Records drawn from a dataset
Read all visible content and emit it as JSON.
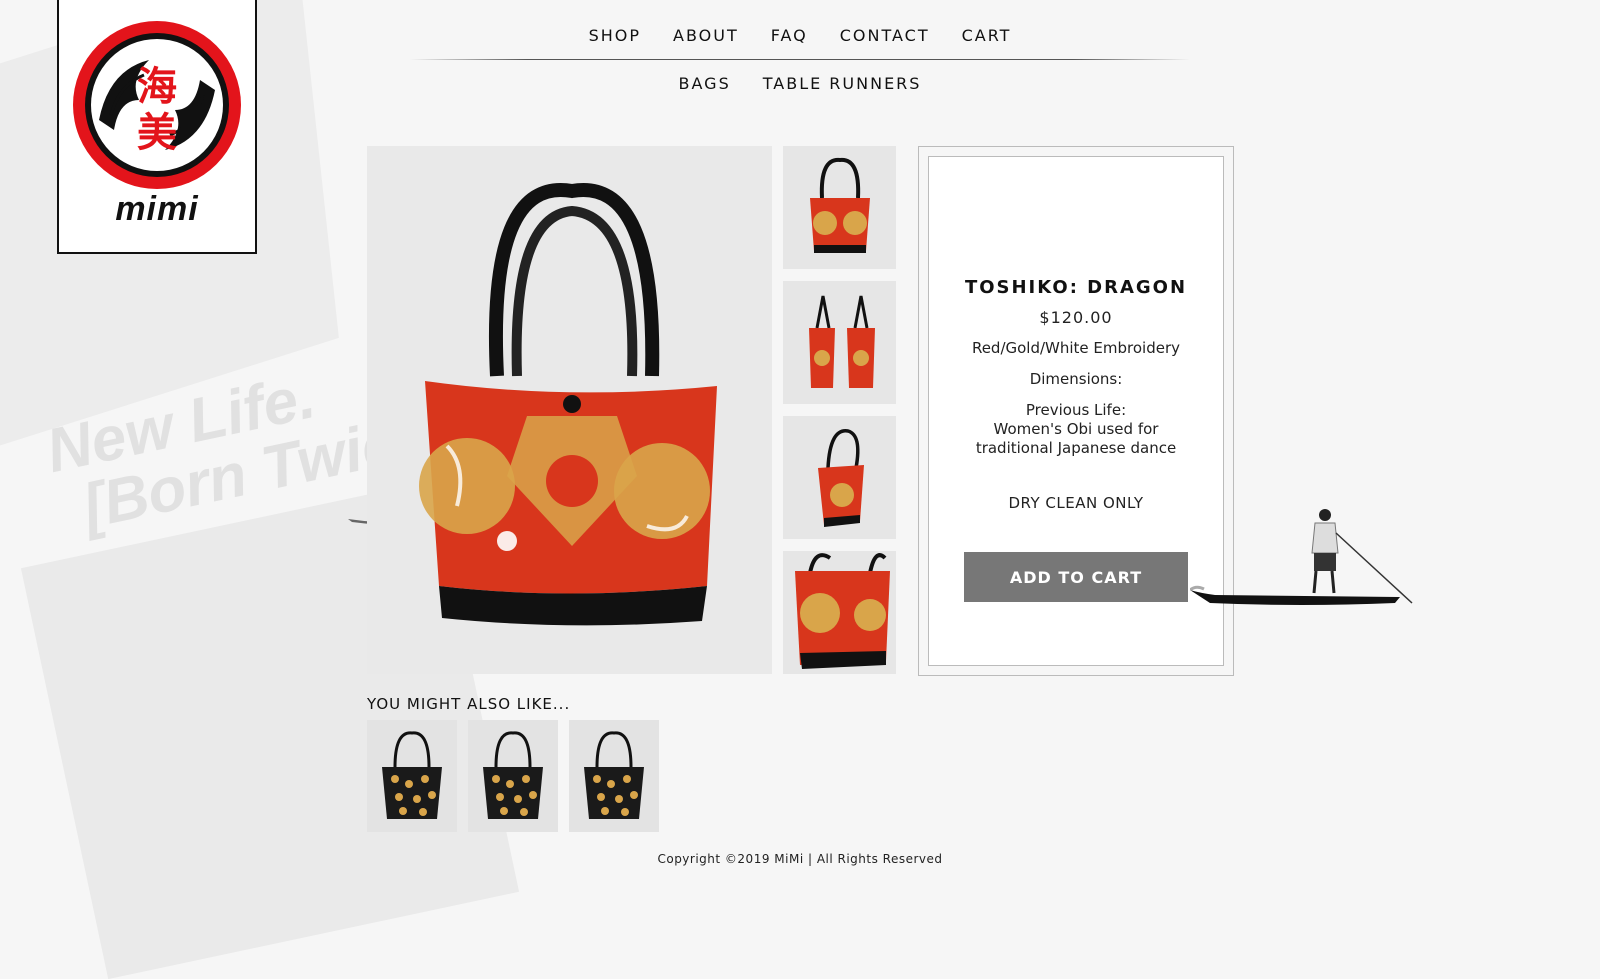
{
  "background": {
    "tagline_line1": "New Life.",
    "tagline_line2": "[Born Twice]"
  },
  "logo": {
    "kanji_top": "海",
    "kanji_bottom": "美",
    "wordmark": "mimi",
    "colors": {
      "red": "#e3141b",
      "black": "#111111"
    }
  },
  "nav": {
    "primary": [
      "SHOP",
      "ABOUT",
      "FAQ",
      "CONTACT",
      "CART"
    ],
    "secondary": [
      "BAGS",
      "TABLE RUNNERS"
    ]
  },
  "product": {
    "title": "TOSHIKO: DRAGON",
    "price": "$120.00",
    "material": "Red/Gold/White Embroidery",
    "dimensions": "Dimensions:",
    "previous_life_label": "Previous Life:",
    "previous_life_line1": "Women's Obi used for",
    "previous_life_line2": "traditional Japanese dance",
    "care": "DRY CLEAN ONLY",
    "add_to_cart": "ADD TO CART",
    "colors": {
      "bag_red": "#d8361c",
      "bag_gold": "#d9a54a",
      "button": "#777777"
    }
  },
  "also_like": {
    "title": "YOU MIGHT ALSO LIKE..."
  },
  "footer": {
    "copyright": "Copyright ©2019 MiMi | All Rights Reserved"
  }
}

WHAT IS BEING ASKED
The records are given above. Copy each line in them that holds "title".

WRITTEN SOLUTION
    "title": "TOSHIKO: DRAGON",
    "title": "YOU MIGHT ALSO LIKE..."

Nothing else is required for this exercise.